Mr. Schaefer would not say whether he would throw his support behind a candidate.
There is speculation that he might get behind U.S. Rep. Helen Delich Bentley, a Republican, in the general election. Mrs. Bentley, who is ahead in polls by a 4-1 margin over her competition for the GOP nomination, said yesterday that she would not seek Mr. Schaefer's support but would not say whether she would seek his endorsement in the general election.
Mr. Schaefer said his nod "could make a difference" in a close race.
One candidate who could get the governor's endorsement in the Democratic primary is state Sen. American Joe Miedusiewski of Baltimore, who was encouraged to run by Mr. Schaefer. The governor would not endorse him yesterday but said he considered him a viable candidate.
Mr. Schaefer did not mention Mr. Glendening by name but made oblique references to him in his remarks and in the later interview.

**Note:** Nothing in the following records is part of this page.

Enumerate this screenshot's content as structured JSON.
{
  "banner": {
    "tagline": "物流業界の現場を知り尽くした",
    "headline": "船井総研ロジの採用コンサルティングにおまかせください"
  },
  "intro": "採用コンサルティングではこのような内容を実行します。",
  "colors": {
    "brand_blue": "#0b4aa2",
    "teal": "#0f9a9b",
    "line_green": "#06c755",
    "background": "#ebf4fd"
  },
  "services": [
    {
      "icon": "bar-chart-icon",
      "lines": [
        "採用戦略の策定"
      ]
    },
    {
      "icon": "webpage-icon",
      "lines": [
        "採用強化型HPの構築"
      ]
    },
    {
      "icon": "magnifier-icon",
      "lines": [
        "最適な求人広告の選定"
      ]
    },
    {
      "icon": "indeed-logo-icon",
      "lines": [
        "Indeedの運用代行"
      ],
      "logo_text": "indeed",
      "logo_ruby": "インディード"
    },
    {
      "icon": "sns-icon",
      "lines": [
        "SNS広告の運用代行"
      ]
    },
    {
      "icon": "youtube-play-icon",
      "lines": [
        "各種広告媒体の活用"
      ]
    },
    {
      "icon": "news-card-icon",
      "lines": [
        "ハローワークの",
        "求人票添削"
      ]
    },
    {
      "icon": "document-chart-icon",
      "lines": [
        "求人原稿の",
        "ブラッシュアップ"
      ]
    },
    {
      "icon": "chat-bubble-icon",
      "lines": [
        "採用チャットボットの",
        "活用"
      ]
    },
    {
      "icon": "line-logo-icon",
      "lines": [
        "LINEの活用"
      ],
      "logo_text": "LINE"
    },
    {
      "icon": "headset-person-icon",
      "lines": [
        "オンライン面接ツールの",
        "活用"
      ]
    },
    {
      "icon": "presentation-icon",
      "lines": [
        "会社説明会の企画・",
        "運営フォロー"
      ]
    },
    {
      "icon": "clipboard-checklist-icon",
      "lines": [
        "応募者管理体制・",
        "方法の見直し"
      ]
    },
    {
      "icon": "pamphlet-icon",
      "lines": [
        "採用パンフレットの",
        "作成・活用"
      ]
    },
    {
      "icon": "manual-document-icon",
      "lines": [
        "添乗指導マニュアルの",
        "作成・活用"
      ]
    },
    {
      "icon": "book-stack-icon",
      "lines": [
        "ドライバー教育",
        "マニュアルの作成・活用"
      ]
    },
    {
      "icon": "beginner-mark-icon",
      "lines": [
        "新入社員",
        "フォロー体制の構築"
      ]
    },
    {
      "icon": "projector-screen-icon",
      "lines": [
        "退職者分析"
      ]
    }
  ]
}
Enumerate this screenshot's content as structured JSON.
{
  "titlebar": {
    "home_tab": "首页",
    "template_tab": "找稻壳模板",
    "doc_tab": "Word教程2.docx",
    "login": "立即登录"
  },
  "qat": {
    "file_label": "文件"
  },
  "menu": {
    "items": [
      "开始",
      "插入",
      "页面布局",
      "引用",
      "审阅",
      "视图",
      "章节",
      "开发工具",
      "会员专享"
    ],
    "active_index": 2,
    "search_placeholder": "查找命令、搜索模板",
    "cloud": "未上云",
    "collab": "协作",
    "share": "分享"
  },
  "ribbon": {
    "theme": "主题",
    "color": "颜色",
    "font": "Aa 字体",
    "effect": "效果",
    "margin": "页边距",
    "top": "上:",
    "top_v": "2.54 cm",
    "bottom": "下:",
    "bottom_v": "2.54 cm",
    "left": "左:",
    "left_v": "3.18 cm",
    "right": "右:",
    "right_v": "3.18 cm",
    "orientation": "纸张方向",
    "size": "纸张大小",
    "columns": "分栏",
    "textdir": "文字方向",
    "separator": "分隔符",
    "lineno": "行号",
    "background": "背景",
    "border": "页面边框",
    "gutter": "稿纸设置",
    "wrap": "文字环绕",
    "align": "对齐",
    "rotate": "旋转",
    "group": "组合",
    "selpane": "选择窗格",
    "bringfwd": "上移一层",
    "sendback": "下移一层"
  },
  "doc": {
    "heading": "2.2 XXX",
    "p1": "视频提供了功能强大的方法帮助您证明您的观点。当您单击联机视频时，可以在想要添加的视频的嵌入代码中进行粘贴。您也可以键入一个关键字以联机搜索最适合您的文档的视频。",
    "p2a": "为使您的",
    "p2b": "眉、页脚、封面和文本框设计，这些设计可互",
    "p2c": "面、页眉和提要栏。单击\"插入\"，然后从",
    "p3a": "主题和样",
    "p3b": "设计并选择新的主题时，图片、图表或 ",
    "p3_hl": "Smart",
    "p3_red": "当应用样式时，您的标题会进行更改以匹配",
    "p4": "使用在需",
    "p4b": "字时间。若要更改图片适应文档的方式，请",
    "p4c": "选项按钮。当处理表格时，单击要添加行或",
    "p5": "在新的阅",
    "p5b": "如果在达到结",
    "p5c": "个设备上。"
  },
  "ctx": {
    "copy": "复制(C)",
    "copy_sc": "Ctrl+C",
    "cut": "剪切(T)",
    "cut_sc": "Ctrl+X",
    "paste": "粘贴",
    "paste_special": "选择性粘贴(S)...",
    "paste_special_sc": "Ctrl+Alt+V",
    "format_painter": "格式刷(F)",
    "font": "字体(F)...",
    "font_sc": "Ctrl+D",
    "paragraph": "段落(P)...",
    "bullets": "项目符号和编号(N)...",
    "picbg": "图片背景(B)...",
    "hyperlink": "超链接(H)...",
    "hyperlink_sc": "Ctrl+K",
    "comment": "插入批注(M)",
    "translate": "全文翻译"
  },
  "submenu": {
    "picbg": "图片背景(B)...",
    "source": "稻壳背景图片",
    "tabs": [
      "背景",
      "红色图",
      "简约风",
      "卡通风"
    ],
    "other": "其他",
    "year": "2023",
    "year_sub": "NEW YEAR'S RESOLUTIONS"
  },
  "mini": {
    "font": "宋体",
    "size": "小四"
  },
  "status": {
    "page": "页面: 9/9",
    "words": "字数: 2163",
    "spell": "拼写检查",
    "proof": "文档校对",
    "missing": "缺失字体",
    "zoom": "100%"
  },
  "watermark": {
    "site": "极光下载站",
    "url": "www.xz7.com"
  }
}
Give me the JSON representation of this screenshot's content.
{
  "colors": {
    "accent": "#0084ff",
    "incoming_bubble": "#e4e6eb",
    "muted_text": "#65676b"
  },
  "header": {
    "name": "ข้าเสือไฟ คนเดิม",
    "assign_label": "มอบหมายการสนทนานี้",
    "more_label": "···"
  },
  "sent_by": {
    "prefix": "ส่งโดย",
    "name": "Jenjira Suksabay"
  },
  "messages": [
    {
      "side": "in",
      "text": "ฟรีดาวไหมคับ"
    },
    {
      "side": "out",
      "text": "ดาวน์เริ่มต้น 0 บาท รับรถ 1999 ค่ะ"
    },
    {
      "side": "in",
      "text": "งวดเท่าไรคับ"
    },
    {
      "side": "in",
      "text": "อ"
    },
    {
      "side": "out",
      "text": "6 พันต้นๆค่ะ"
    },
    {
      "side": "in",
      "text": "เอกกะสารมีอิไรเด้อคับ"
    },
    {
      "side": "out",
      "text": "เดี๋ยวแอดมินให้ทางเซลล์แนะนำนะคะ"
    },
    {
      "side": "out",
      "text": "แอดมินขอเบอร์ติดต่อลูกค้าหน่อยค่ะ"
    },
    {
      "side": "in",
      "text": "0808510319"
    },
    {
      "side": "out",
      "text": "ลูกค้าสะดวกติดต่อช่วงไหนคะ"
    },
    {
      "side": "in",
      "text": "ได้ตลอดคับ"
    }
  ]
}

He cautioned the local officials to look closely at "promises" made by candidates, particularly in light of the state's tight budget. Mr. Glendening has been criticized by opponents for making at least $200 million in promises in return for political support and endorsements.
Mr. Schaefer also dismissed "this whole baloney of cutting government" as a way to increase spending for certain zTC programs. "Where you gonna go" for the cuts? he asked.
One candidate's "promise" -- made by Mr. Glendening to Montgomery County officials -- that the governor called "impossible" to fulfill is full state funding of Social Security payments for teachers, librarians and community college employees.
The state stopped making those payments when it cut state aid to local jurisdictions by $147 million in the fall of 1992 as a way out of the budget crisis. The cuts caused a sharp rift between Mr. Schaefer and Mr. Glendening, who, unlike other county executives, criticized the governor harshly at the time.
Montgomery County benefited the most from the Social Security program.